--- WORK INSTRUCTIONS ---
Take the data below and filter it for lines containing the word "heading"; show each line found.

Stored data:
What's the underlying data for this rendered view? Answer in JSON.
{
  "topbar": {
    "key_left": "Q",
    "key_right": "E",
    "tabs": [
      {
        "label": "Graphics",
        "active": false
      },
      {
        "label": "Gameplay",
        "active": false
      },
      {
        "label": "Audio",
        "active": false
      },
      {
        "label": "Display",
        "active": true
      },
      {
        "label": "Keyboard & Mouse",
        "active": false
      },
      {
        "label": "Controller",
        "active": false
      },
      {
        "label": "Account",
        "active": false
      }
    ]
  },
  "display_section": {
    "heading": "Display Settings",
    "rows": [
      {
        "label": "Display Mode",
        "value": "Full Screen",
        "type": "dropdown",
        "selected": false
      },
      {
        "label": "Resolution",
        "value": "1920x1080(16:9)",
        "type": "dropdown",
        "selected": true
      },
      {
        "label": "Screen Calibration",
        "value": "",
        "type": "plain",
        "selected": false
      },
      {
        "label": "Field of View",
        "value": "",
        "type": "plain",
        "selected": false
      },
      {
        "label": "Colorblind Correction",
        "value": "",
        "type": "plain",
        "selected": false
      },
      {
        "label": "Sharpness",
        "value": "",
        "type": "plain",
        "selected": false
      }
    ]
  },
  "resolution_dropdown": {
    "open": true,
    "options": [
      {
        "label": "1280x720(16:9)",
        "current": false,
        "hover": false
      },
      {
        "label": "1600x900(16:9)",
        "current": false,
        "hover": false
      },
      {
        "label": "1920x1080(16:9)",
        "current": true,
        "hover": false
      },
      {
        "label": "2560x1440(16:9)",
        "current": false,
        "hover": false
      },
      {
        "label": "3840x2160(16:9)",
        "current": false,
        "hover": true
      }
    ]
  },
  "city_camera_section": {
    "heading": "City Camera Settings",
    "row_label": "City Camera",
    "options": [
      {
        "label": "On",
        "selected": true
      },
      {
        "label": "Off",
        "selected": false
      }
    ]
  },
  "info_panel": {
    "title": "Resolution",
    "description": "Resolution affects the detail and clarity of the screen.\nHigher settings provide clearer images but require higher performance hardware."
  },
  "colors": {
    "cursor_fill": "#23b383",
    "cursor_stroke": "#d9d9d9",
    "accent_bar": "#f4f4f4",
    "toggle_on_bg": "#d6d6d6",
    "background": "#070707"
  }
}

--- ANSWER BOX ---
    "heading": "Display Settings",
    "heading": "City Camera Settings",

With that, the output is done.